“We’re going to continue to be in a lot of trouble, and there’s going to be a lot of hurt if that does not stop,” Fauci said.
When asked if the pandemic was under control, Fauci answered, “I am not satisfied with what’s going on because we are going in the wrong direction if you look at the curves of the new cases, so we’ve really got to do something about that and we need to do it quickly.”
“Clearly we are not in total control right now,” he added.
Dr. Robert Redfield, director of the CDC, singled out young Americans, saying, “It is critical that we all take the personal responsibility to slow the transmission of Covid-19 and embrace the universal use of face coverings. Specifically, I’m addressing the younger members of our society, the Millennials and the Generation Zs — I ask those that are listening to spread the word.”
“We recommend masks for everyone on the outside, anyone who comes into contact in a crowded area,” Redfield said. “You should avoid crowds where possible and when you’re outside and not have the capability of maintaining distance, you should wear a mask at all times.”
The resurgent outbreak is a trend for much of the nation. CNN reports that 36 states (Alabama, Alaska, Arizona, Arkansas, California, Colorado, Delaware, Florida, Georgia, Idaho, Illinois, Indiana, Iowa, Kansas, Kentucky, Louisiana, Maine, Michigan, Mississippi, Missouri, Montana, Nevada, New Mexico, North Carolina, Ohio, Oregon, Pennsylvania, South Carolina, Tennessee, Texas, Utah, Vermont, Washington, West Virginia, Wisconsin, and Wyoming) have reported increases of at least 10 percent over the past week. Only two states, New Jersey and Rhode Island, have reported an average daily decline of more than 10 percent.
The serious nature of the situation is underscored by the reversal of reopening policies in several Republican states. Arizona, Florida, and Texas are among at least 18 states and cities where reopening has been paused. States with Democratic governors such as North Carolina and California are also experiencing surges in new cases that have led to the decision to suspend reopening plans.
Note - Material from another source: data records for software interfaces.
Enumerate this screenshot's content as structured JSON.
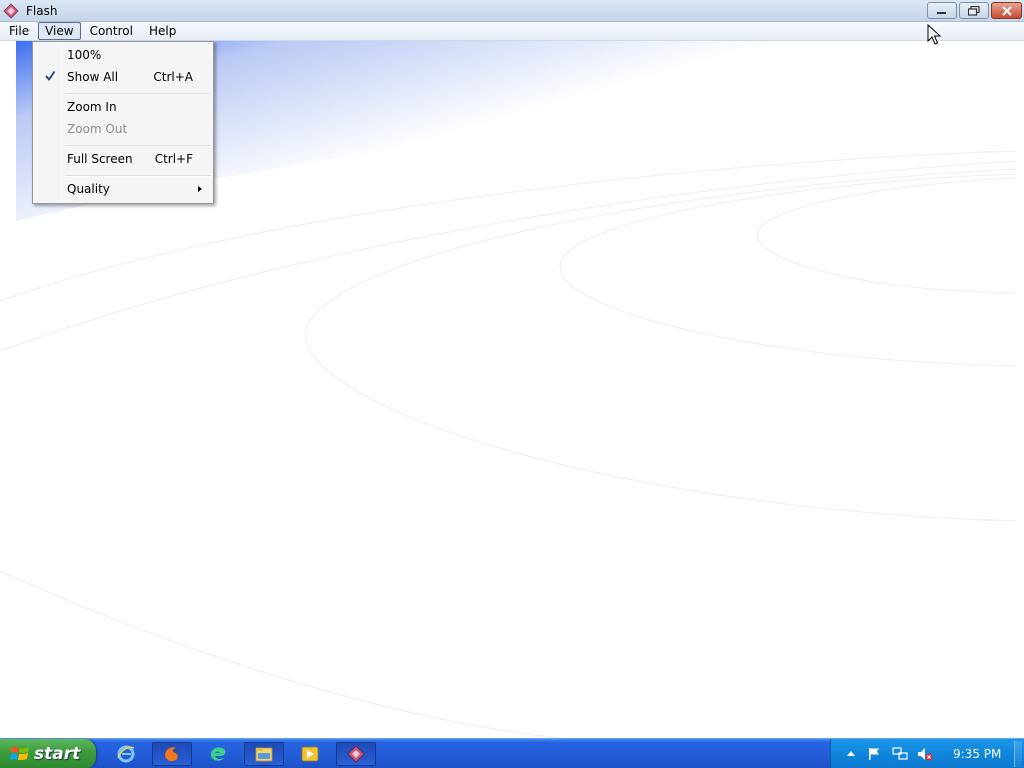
{
  "window": {
    "title": "Flash"
  },
  "menubar": {
    "items": [
      {
        "label": "File",
        "active": false
      },
      {
        "label": "View",
        "active": true
      },
      {
        "label": "Control",
        "active": false
      },
      {
        "label": "Help",
        "active": false
      }
    ]
  },
  "view_menu": {
    "items": [
      {
        "label": "100%",
        "shortcut": "",
        "checked": false,
        "disabled": false
      },
      {
        "label": "Show All",
        "shortcut": "Ctrl+A",
        "checked": true,
        "disabled": false
      },
      {
        "label": "Zoom In",
        "shortcut": "",
        "checked": false,
        "disabled": false
      },
      {
        "label": "Zoom Out",
        "shortcut": "",
        "checked": false,
        "disabled": true
      },
      {
        "label": "Full Screen",
        "shortcut": "Ctrl+F",
        "checked": false,
        "disabled": false
      },
      {
        "label": "Quality",
        "shortcut": "",
        "checked": false,
        "disabled": false,
        "submenu": true
      }
    ]
  },
  "taskbar": {
    "start_label": "start",
    "clock": "9:35 PM",
    "quick_launch": [
      "internet-explorer-icon",
      "firefox-icon",
      "edge-icon",
      "file-explorer-icon",
      "media-player-icon",
      "flash-player-icon"
    ]
  },
  "colors": {
    "taskbar_blue": "#245edb",
    "start_green": "#3c9a3c",
    "tray_blue": "#0f86dc",
    "content_gradient_blue": "#3e6ff0"
  }
}
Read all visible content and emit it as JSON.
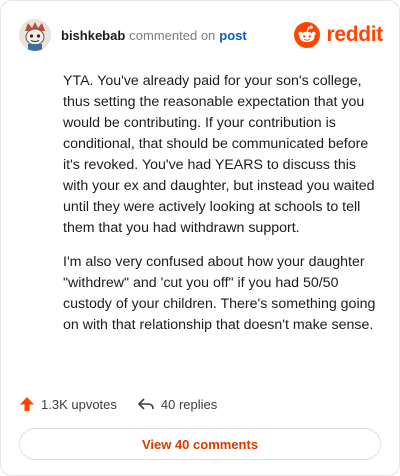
{
  "header": {
    "username": "bishkebab",
    "commented_text": "commented on",
    "post_link": "post",
    "brand": "reddit"
  },
  "comment": {
    "paragraphs": [
      "YTA. You've already paid for your son's college, thus setting the reasonable expectation that you would be contributing. If your contribution is conditional, that should be communicated before it's revoked. You've had YEARS to discuss this with your ex and daughter, but instead you waited until they were actively looking at schools to tell them that you had withdrawn support.",
      "I'm also very confused about how your daughter \"withdrew\" and 'cut you off\" if you had 50/50 custody of your children. There's something going on with that relationship that doesn't make sense."
    ]
  },
  "actions": {
    "upvotes": "1.3K upvotes",
    "replies": "40 replies"
  },
  "footer": {
    "view_comments": "View 40 comments"
  },
  "colors": {
    "brand": "#ff4500",
    "upvote": "#ff4500",
    "link": "#0a5fc4",
    "view_button_text": "#d93a00"
  },
  "icons": {
    "avatar": "avatar",
    "brand_logo": "reddit-logo-icon",
    "upvote": "upvote-arrow-icon",
    "reply": "reply-arrow-icon"
  }
}
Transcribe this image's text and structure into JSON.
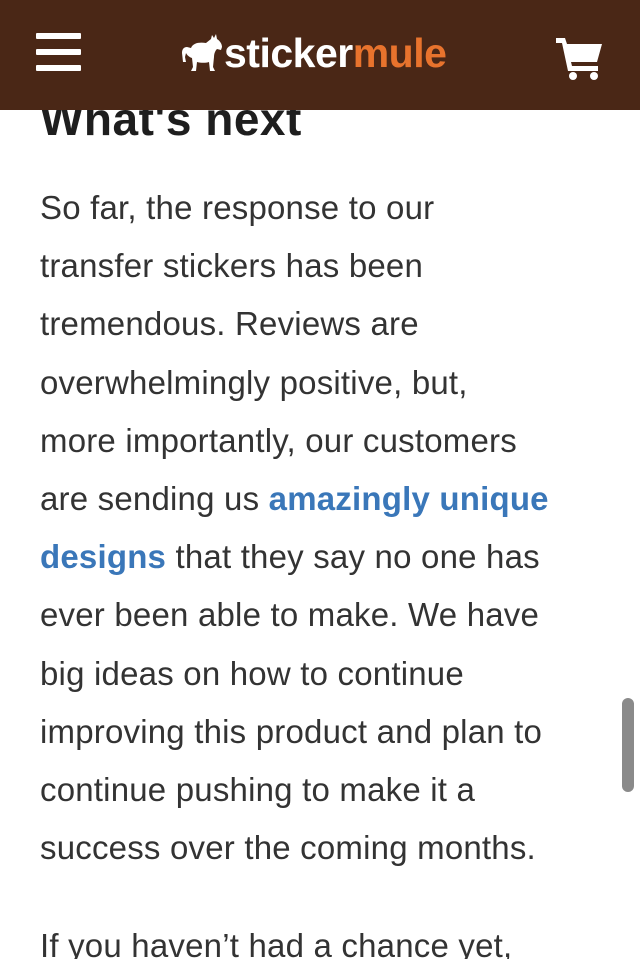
{
  "header": {
    "brand_part1": "sticker",
    "brand_part2": "mule",
    "menu_icon": "hamburger-icon",
    "cart_icon": "cart-icon",
    "logo_icon": "mule-icon",
    "colors": {
      "background": "#4a2716",
      "brand_accent": "#e8732d",
      "link": "#3a77b9"
    }
  },
  "article": {
    "heading": "What's next",
    "paragraph1": {
      "line1": "So far, the response to our",
      "line2": "transfer stickers has been",
      "line3": "tremendous. Reviews are",
      "line4": "overwhelmingly positive, but,",
      "line5": "more importantly, our customers",
      "line6_before": "are sending us ",
      "link_text_part1": "amazingly unique",
      "link_text_part2": "designs",
      "line7_after": " that they say no one has",
      "line8": "ever been able to make. We have",
      "line9": "big ideas on how to continue",
      "line10": "improving this product and plan to",
      "line11": "continue pushing to make it a",
      "line12": "success over the coming months."
    },
    "paragraph2_start": "If you haven’t had a chance yet,"
  }
}
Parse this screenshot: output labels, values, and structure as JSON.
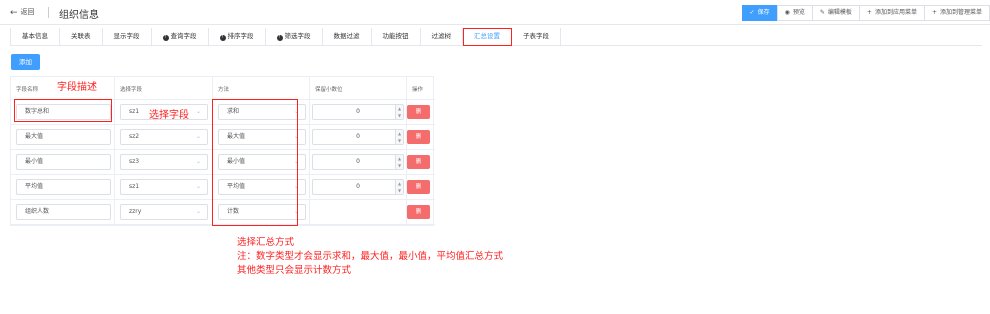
{
  "header": {
    "back_label": "返回",
    "title": "组织信息",
    "actions": [
      {
        "icon": "check-icon",
        "glyph": "✓",
        "label": "保存"
      },
      {
        "icon": "eye-icon",
        "glyph": "◉",
        "label": "预览"
      },
      {
        "icon": "edit-icon",
        "glyph": "✎",
        "label": "编辑模板"
      },
      {
        "icon": "plus-icon",
        "glyph": "+",
        "label": "添加到应用菜单"
      },
      {
        "icon": "plus-icon",
        "glyph": "+",
        "label": "添加到管理菜单"
      }
    ]
  },
  "tabs": [
    {
      "label": "基本信息",
      "info": false
    },
    {
      "label": "关联表",
      "info": false
    },
    {
      "label": "显示字段",
      "info": false
    },
    {
      "label": "查询字段",
      "info": true
    },
    {
      "label": "排序字段",
      "info": true
    },
    {
      "label": "筛选字段",
      "info": true
    },
    {
      "label": "数据过滤",
      "info": false
    },
    {
      "label": "功能按钮",
      "info": false
    },
    {
      "label": "过滤树",
      "info": false
    },
    {
      "label": "汇总设置",
      "info": false,
      "active": true
    },
    {
      "label": "子表字段",
      "info": false
    }
  ],
  "add_label": "添加",
  "table": {
    "headers": [
      "字段名称",
      "选择字段",
      "方法",
      "保留小数位",
      "操作"
    ],
    "rows": [
      {
        "name": "数字总和",
        "field": "sz1",
        "method": "求和",
        "decimals": "0",
        "delete": "删"
      },
      {
        "name": "最大值",
        "field": "sz2",
        "method": "最大值",
        "decimals": "0",
        "delete": "删"
      },
      {
        "name": "最小值",
        "field": "sz3",
        "method": "最小值",
        "decimals": "0",
        "delete": "删"
      },
      {
        "name": "平均值",
        "field": "sz1",
        "method": "平均值",
        "decimals": "0",
        "delete": "删"
      },
      {
        "name": "组织人数",
        "field": "zzry",
        "method": "计数",
        "decimals": "",
        "delete": "删"
      }
    ]
  },
  "annotations": {
    "field_desc": "字段描述",
    "select_field": "选择字段",
    "summary_line1": "选择汇总方式",
    "summary_line2": "注：数字类型才会显示求和，最大值，最小值，平均值汇总方式",
    "summary_line3": "其他类型只会显示计数方式"
  },
  "colors": {
    "primary": "#409eff",
    "danger": "#f56c6c",
    "annotation": "#ff2020"
  }
}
On Monday, Georgia’s Brian Kemp became the latest governor to reverse his reopening plans and extend the Peach State’s state of emergency. The two executive orders extend the testing and health procurement rules, which were set to expire on June 30, through August 11 and extend social distancing guidelines through at least July 15.
In a split from President Trump, Vice President Pence appeared in a mask over the weekend and urged Americans to follow suit, saying, “Wearing a mask is just a good idea and we know, from experience, will slow the spread of the Coronavirus.” The president has yet to wear a mask in public or advocate that his supporters do so.
The pandemic’s effect on the economy is becoming an election issue. A new Gallup poll this week found that President Trump’s rating on the economy had fallen by 16 points since January. While the president is not responsible for the onset of the pandemic, he is responsible for the Administration’s reaction to it. President Trump has long been a major proponent of quickly reopening the country.
Even before the recent uptick in cases, the US had the highest acknowledged number of Coronavirus cases and deaths in the world. On a per capita basis, the US ranked ninth in terms of deaths and and 12th in cases per Worldmeters.
At this point, many or most Americans on both sides of the political spectrum seem to have discarded mitigation strategies of social distancing and masks. It makes no difference to the virus whether it is transmitted by leftist protesters, conservatives at church or in businesses, or millennial partiers. The science is the same.
It is no longer clear whether Americans have the will to continue the inconveniences of social distancing and wearing masks. Given the broad spread of the virus, it may be too late to contain the outbreak even if we redouble our efforts. The United States may be about to experience the worst of both worlds with an economic recession paired with an out-of-control plague.